internet censorship events around the world in near real-time, thanks to
the creation of a new fast-path pipeline.
Data analysts and researchers may be interested in the OONI API (launched in 2017) for downloading the raw
measurements in JSON format to perform their own analysis.
Image: OONI API
Given that other tools (such as OONI Explorer) depend on the OONI API, the use
of the API should be limited to light-weight queries (to avoid affecting
the performance of tools that rely on it).
To support batch consumption of OONI data, we have made a full copy of
the OONI PostgreSQL MetaDB available. This enables any third party
to setup a read-only replica of the OONI MetaDB, allowing them to run
heavy database queries on their own infrastructure for batch analysis.
This is the same database that also powers the OONI API and OONI Explorer. To enable adoption, we published
that explains how to set-up a copy of the OONI MetaDB.
Thanks to the Amazon Open Data program, the
whole OONI dataset can be fetched from the ooni-data Amazon S3 bucket, and we published a blog post explaining how to do
Rapid response to emergent censorship events
Image: OONI Run
To promote rapid response to emergent censorship events, we created a
new platform, called OONI Run, to enable
the coordination of customized OONI Probe testing.
Through OONI Run, you can generate a link based on specific websites that you are interested in
testing, and share that link with OONI Probe users so that they can test those
websites. This has been useful in various cases for measuring emergent
censorship events around the world.
Last year, for example, IPYS Venezuela
and Venezuela Inteligente coordinated an
OONI Probe measurement campaign
amid protests and political turbulence, sharing OONI Run links with Venezuelans to test YouTube,
Instagram, and Twitter across the country. This enabled the rapid
collection of relevant measurements, supporting the publication of a
providing evidence of social media blocking in Venezuela. Quite
similarly, OONI Run links were used to
coordinate testing in Egypt to collect evidence on the blocking of bbc.com and alhurra.com
As social media, news websites, and circumvention tools often get
blocked during political events around the world, we embedded several OONI Run buttons on the OONI website to enable the testing of
Image: OONI Run buttons embedded on OONI website
These sorts of buttons can be generated through the OONI Run platform.
All of the above requires a community: humans who are interested in

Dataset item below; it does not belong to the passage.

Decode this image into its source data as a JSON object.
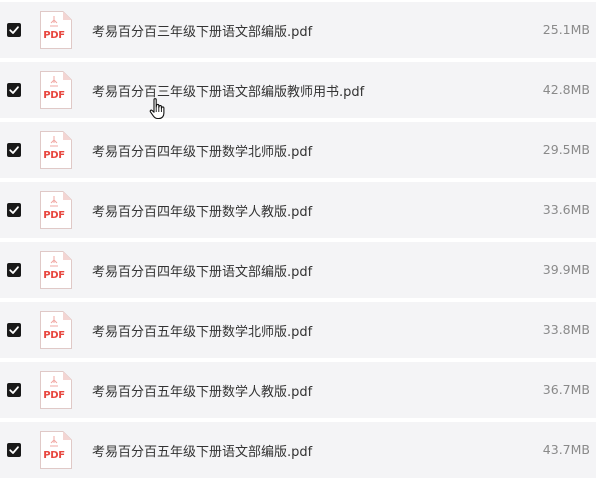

defending a free and open internet, and willing to run censorship
measurement tests from local vantage points (despite potential risks).

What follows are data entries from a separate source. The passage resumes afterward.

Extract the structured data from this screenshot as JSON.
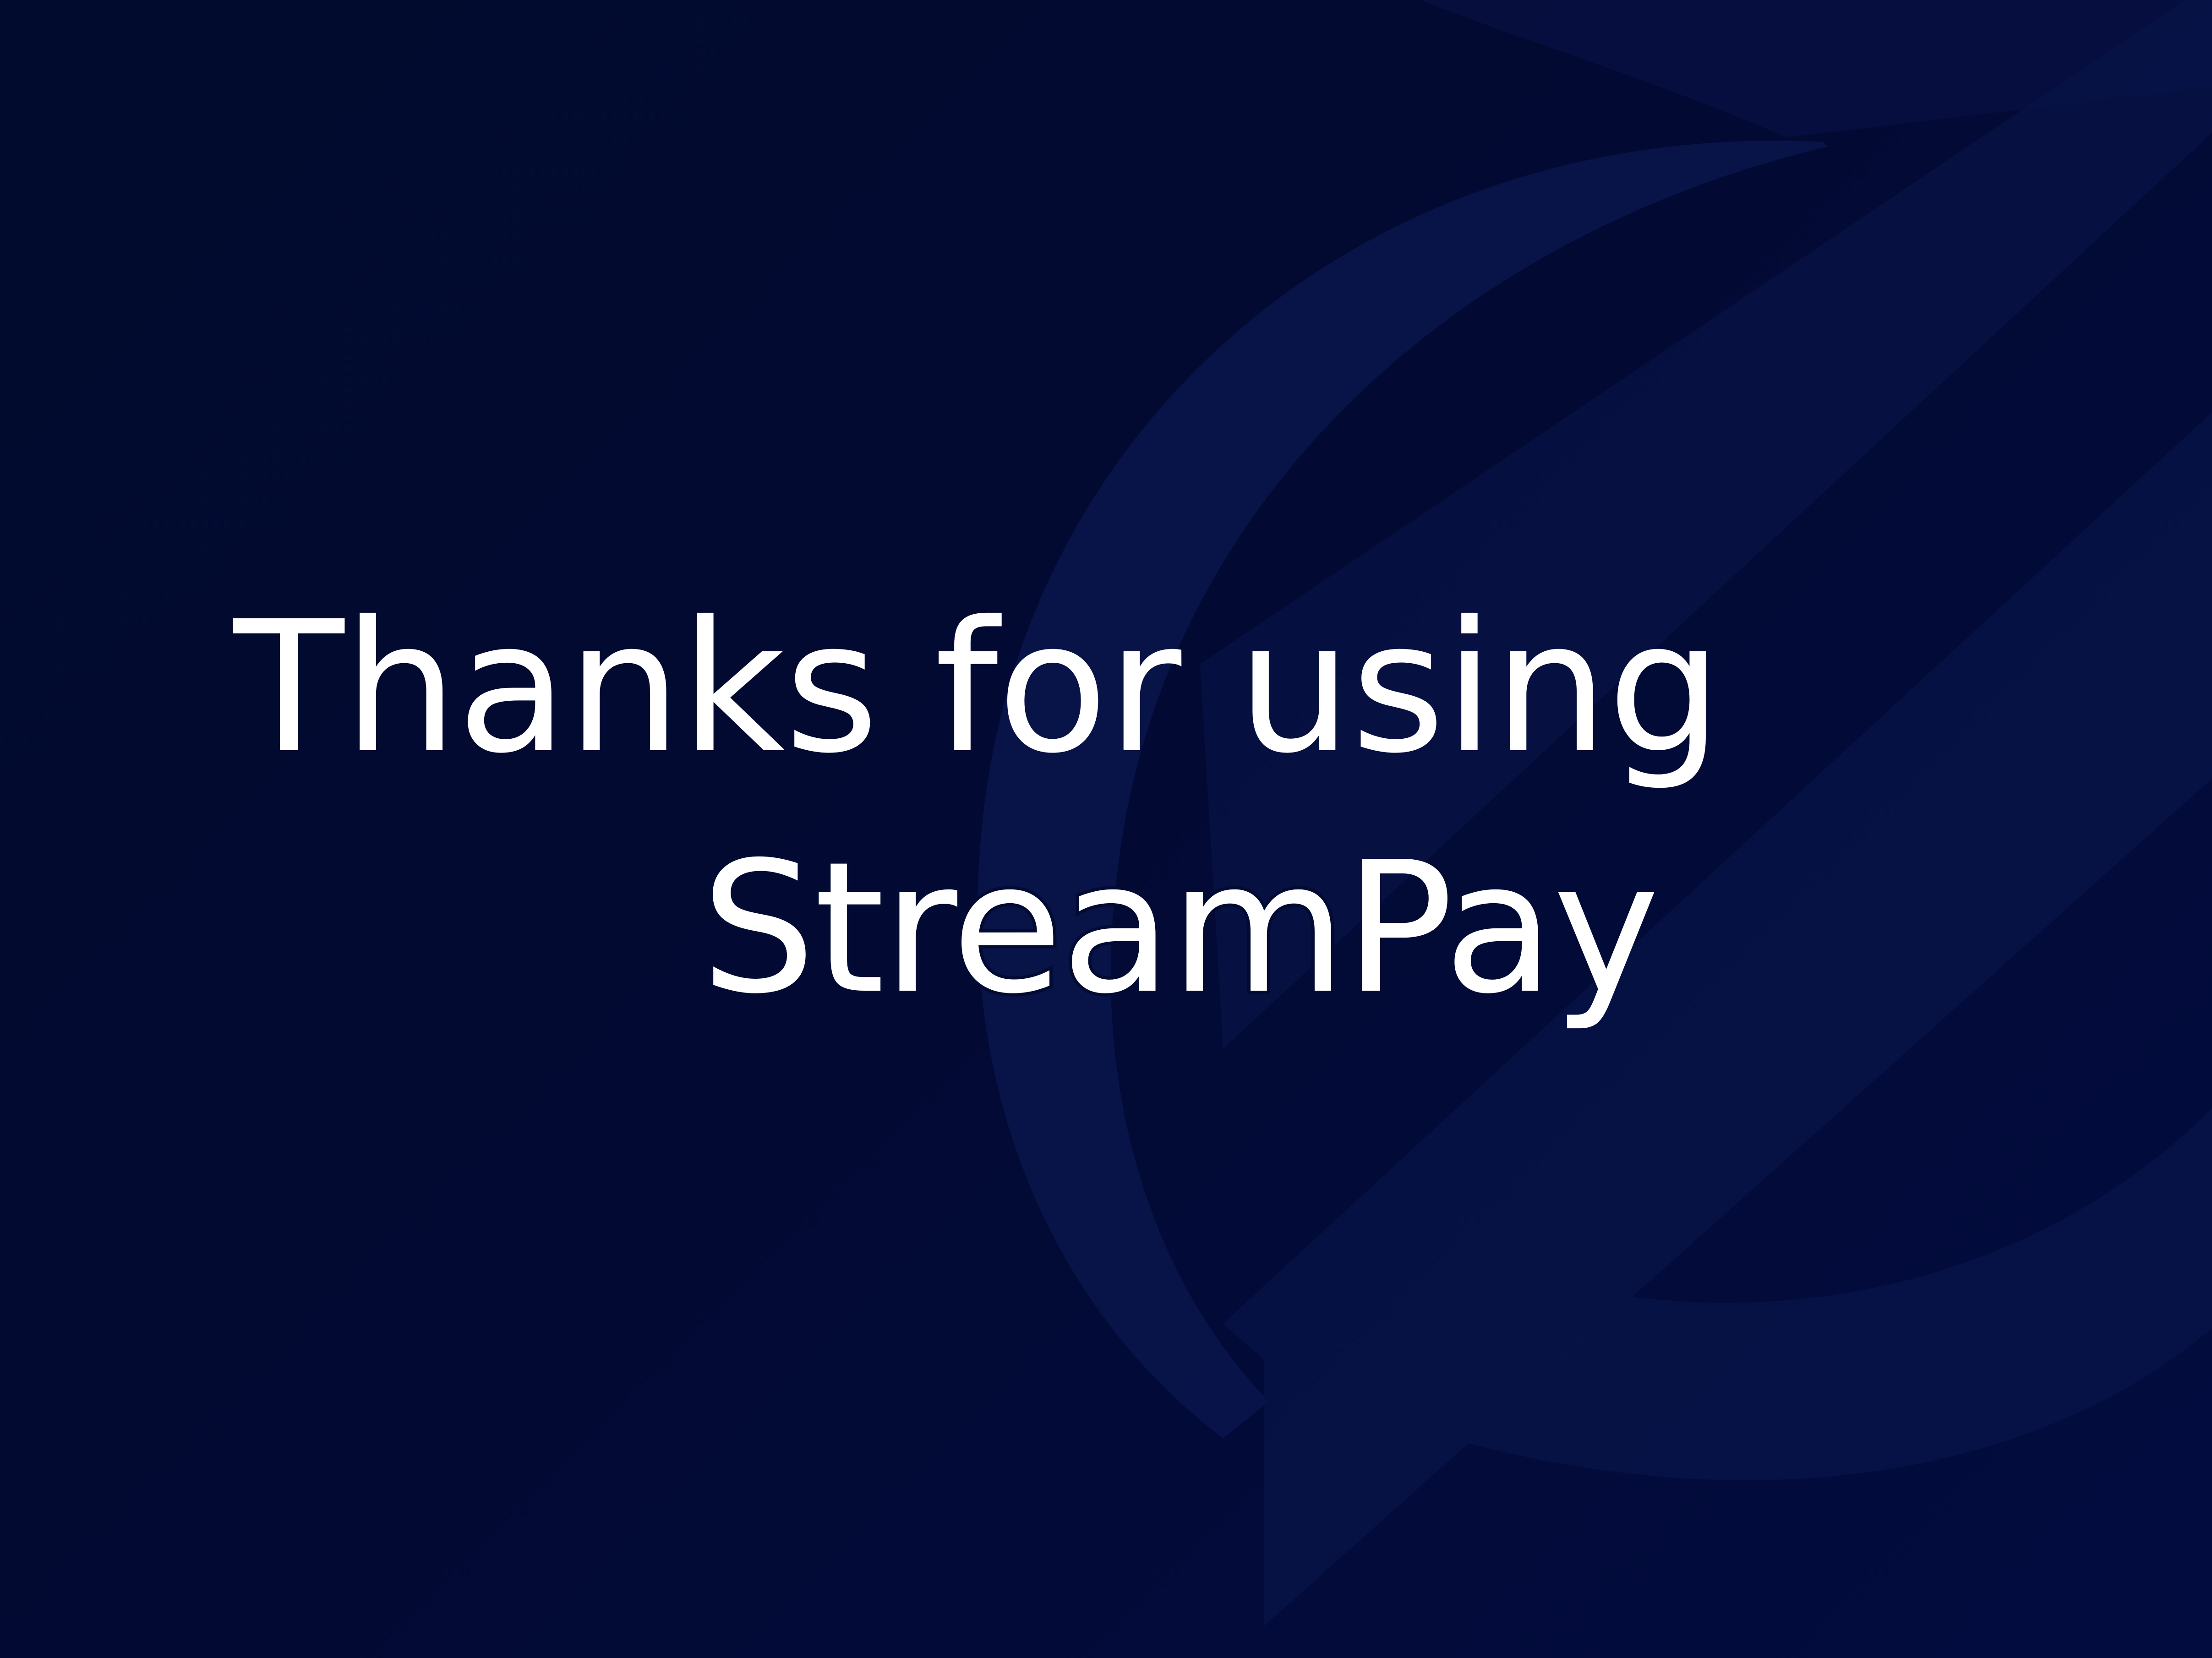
{
  "slide": {
    "headline": "Thanks for using",
    "brand_light": "Stream",
    "brand_bold": "Pay",
    "background_color": "#020a33",
    "logo_watermark_color": "#0d1a55",
    "text_color": "#ffffff",
    "watermark_icon": "streampay-logo-icon"
  }
}
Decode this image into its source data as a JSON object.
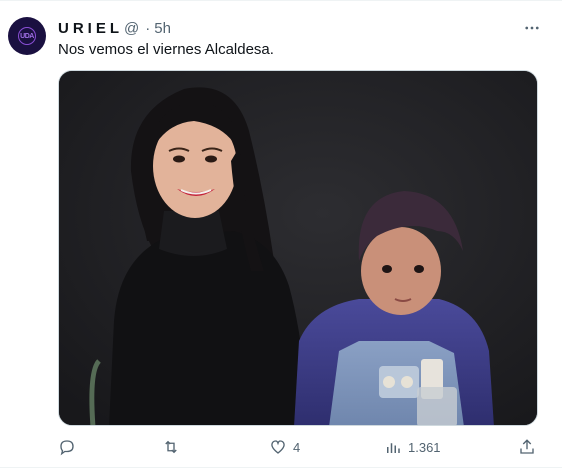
{
  "tweet": {
    "author_name": "URIEL",
    "handle": "@",
    "separator": "·",
    "time": "5h",
    "text": "Nos vemos el viernes Alcaldesa.",
    "avatar_icon": "logo-avatar",
    "media_description_icon": "photo-media",
    "actions": {
      "reply_count": "",
      "retweet_count": "",
      "like_count": "4",
      "views_count": "1.361"
    }
  },
  "colors": {
    "text": "#0f1419",
    "secondary": "#536471",
    "avatar_bg": "#1a1040",
    "accent": "#8a4fd6"
  }
}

To empower censorship research participation in the internet freedom
community, we established 17 new partnerships (between 2017 to 2019)
with the following organizations:
We started establishing partnerships with digital rights organizations in
mid-2016, and the new partnerships listed above expand our network to 27
partnerships overall. Through these partnerships, we aim to support
local efforts in increasing transparency of internet censorship. To this
end, we collaborate on OONI network measurement and provide OONI data
Between 2017 to 2019, we collaborated with our partners (and other
community members) on updating 20 Citizen Lab test lists for the
Democratic Republic of Congo (DRC),
Nigeria, South Sudan,
To support local OONI community engagement efforts, we created and
published several resources, such as OONI workshop slides,
a Frequently Asked Questions (FAQ)
section, and an OONI Glossary. We
also started an OONI Community Interview series
and created a short documentary on
internet censorship in Cuba.
Thanks to OTF Community Lab support, we had the
opportunity to host the OONI Partner Gathering in 2017: a two-day
event that brought all of our partners together to share skills and
knowledge on censorship measurement research. We subsequently held
several other community gatherings, such as our monthly online meetings
and in-person meetups at international conferences and events (such as
RightsCon and the Internet Freedom Festival).
The OONI team is immensely grateful to the OTF for supporting the growth
of the OONI-verse. We look forward to continuing to support the internet
freedom community in the fight against internet censorship.